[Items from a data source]

────

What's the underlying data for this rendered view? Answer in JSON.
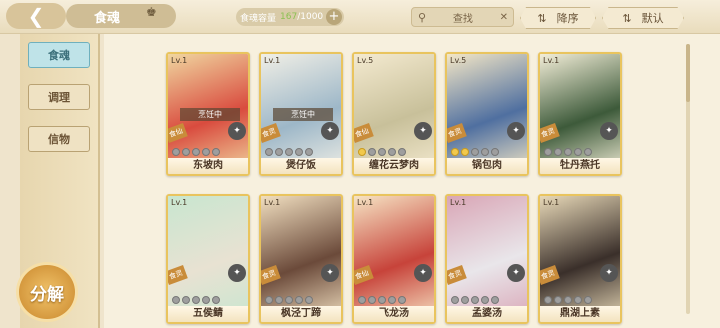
{
  "header": {
    "back_symbol": "❮",
    "title": "食魂",
    "capacity_label": "食魂容量",
    "capacity_used": "167",
    "capacity_total": "/1000",
    "plus_symbol": "+",
    "search_label": "查找",
    "sort_order_label": "降序",
    "sort_mode_label": "默认"
  },
  "sidebar": {
    "tabs": [
      "食魂",
      "调理",
      "信物"
    ],
    "decompose_label": "分解"
  },
  "cards": [
    {
      "level": "Lv.1",
      "name": "东坡肉",
      "grade": "食仙",
      "status": "烹饪中",
      "bg1": "#d94b3e",
      "bg2": "#f0d6a0",
      "pips": 5,
      "stars": 0
    },
    {
      "level": "Lv.1",
      "name": "煲仔饭",
      "grade": "食灵",
      "status": "烹饪中",
      "bg1": "#9db7c8",
      "bg2": "#f1efe6",
      "pips": 5,
      "stars": 0
    },
    {
      "level": "Lv.5",
      "name": "缠花云梦肉",
      "grade": "食仙",
      "status": "",
      "bg1": "#c8c09a",
      "bg2": "#f4ead0",
      "pips": 5,
      "stars": 1
    },
    {
      "level": "Lv.5",
      "name": "锅包肉",
      "grade": "食灵",
      "status": "",
      "bg1": "#4f6fa0",
      "bg2": "#f4e7c6",
      "pips": 5,
      "stars": 2
    },
    {
      "level": "Lv.1",
      "name": "牡丹燕托",
      "grade": "食灵",
      "status": "",
      "bg1": "#3d5a3a",
      "bg2": "#f3eed8",
      "pips": 5,
      "stars": 0
    },
    {
      "level": "Lv.1",
      "name": "五侯鲭",
      "grade": "食灵",
      "status": "",
      "bg1": "#e8e2d2",
      "bg2": "#c8e6d0",
      "pips": 5,
      "stars": 0
    },
    {
      "level": "Lv.1",
      "name": "枫泾丁蹄",
      "grade": "食灵",
      "status": "",
      "bg1": "#6b4a3a",
      "bg2": "#f1dfc0",
      "pips": 5,
      "stars": 0
    },
    {
      "level": "Lv.1",
      "name": "飞龙汤",
      "grade": "食仙",
      "status": "",
      "bg1": "#c7433a",
      "bg2": "#f6e4c4",
      "pips": 5,
      "stars": 0
    },
    {
      "level": "Lv.1",
      "name": "孟婆汤",
      "grade": "食灵",
      "status": "",
      "bg1": "#e9e6ea",
      "bg2": "#d9a6b6",
      "pips": 5,
      "stars": 0
    },
    {
      "level": "Lv.1",
      "name": "鼎湖上素",
      "grade": "食灵",
      "status": "",
      "bg1": "#3a2f2a",
      "bg2": "#e8d9b8",
      "pips": 5,
      "stars": 0
    }
  ]
}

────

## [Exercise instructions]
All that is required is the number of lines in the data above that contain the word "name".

## [Exercise result]
10